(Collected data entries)
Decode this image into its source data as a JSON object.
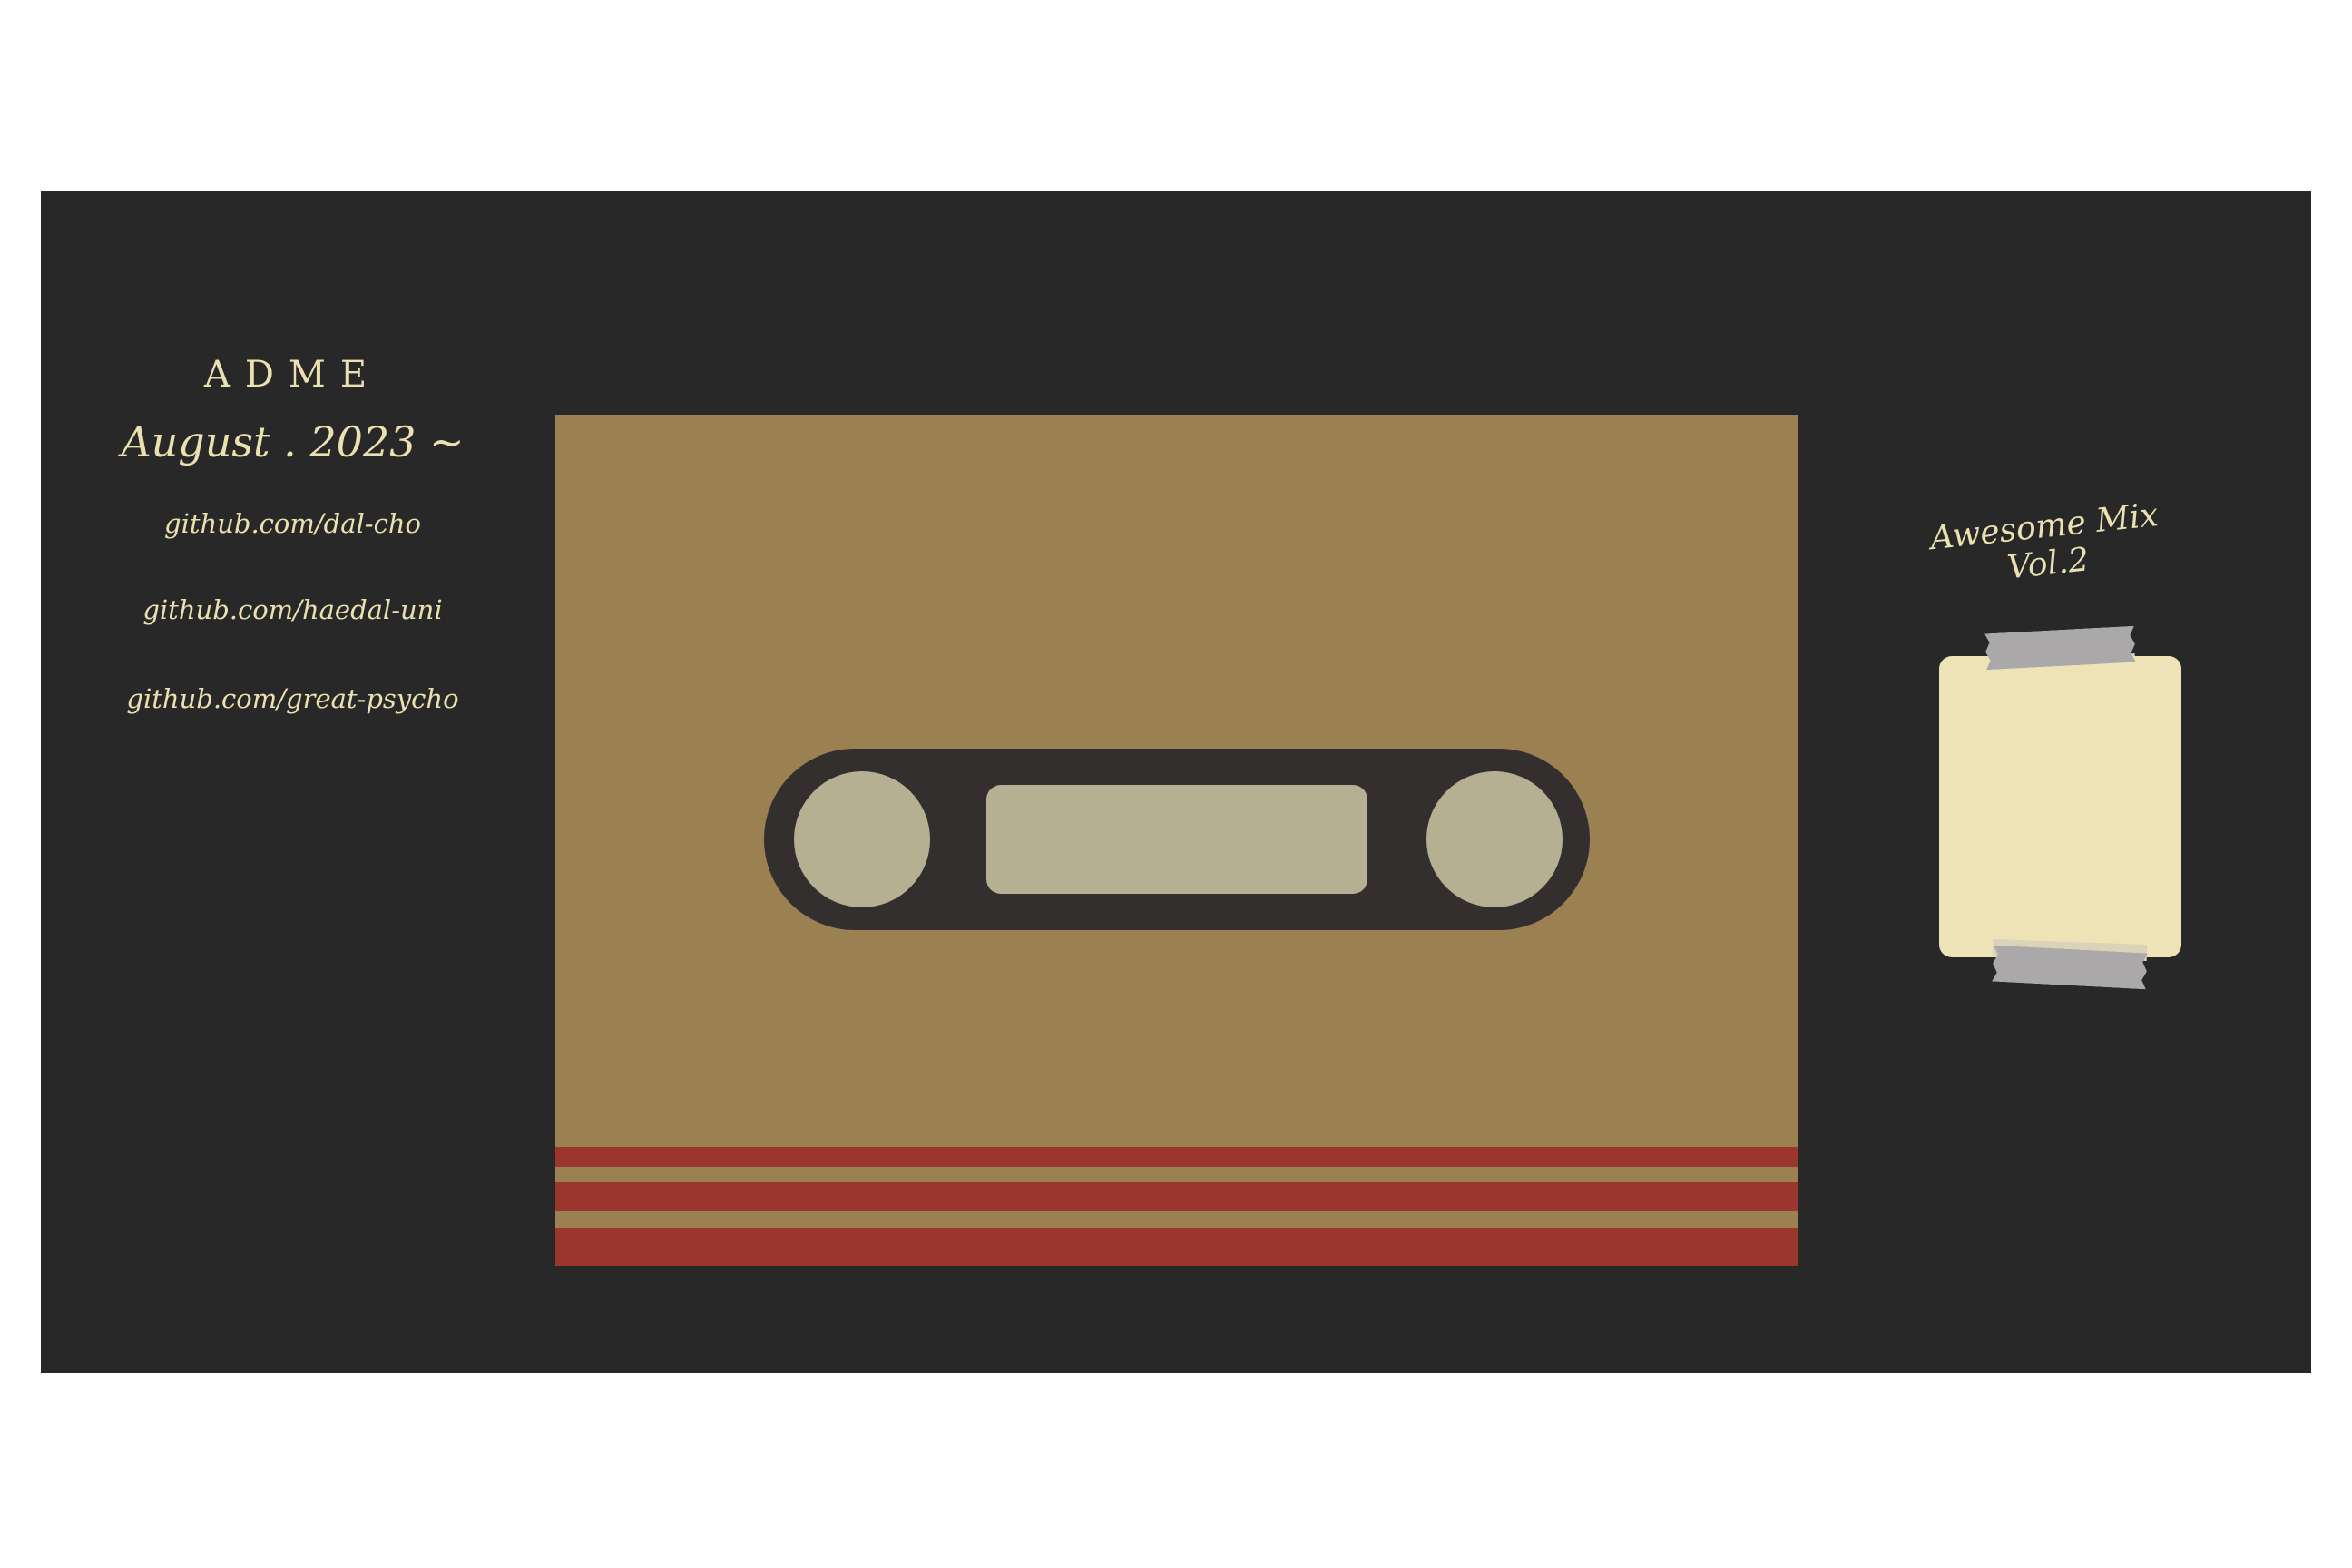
{
  "info": {
    "title": "ADME",
    "date": "August . 2023 ~",
    "links": [
      "github.com/dal-cho",
      "github.com/haedal-uni",
      "github.com/great-psycho"
    ]
  },
  "cassette": {
    "label": "Awesome Mix Vol.2"
  },
  "colors": {
    "background": "#282828",
    "text": "#ebe0b0",
    "cassette_body": "#9b8052",
    "stripe": "#9a362e",
    "window": "#342f2f",
    "reel": "#b6b092",
    "note": "#ede3b7",
    "tape": "#aaa8a8"
  }
}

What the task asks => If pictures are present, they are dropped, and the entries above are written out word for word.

Response =>
Decode this image into its source data as a JSON object.
{
  "info": {
    "title": "ADME",
    "date": "August . 2023 ~",
    "links": [
      "github.com/dal-cho",
      "github.com/haedal-uni",
      "github.com/great-psycho"
    ]
  },
  "cassette": {
    "label": "Awesome Mix Vol.2"
  },
  "colors": {
    "background": "#282828",
    "text": "#ebe0b0",
    "cassette_body": "#9b8052",
    "stripe": "#9a362e",
    "window": "#342f2f",
    "reel": "#b6b092",
    "note": "#ede3b7",
    "tape": "#aaa8a8"
  }
}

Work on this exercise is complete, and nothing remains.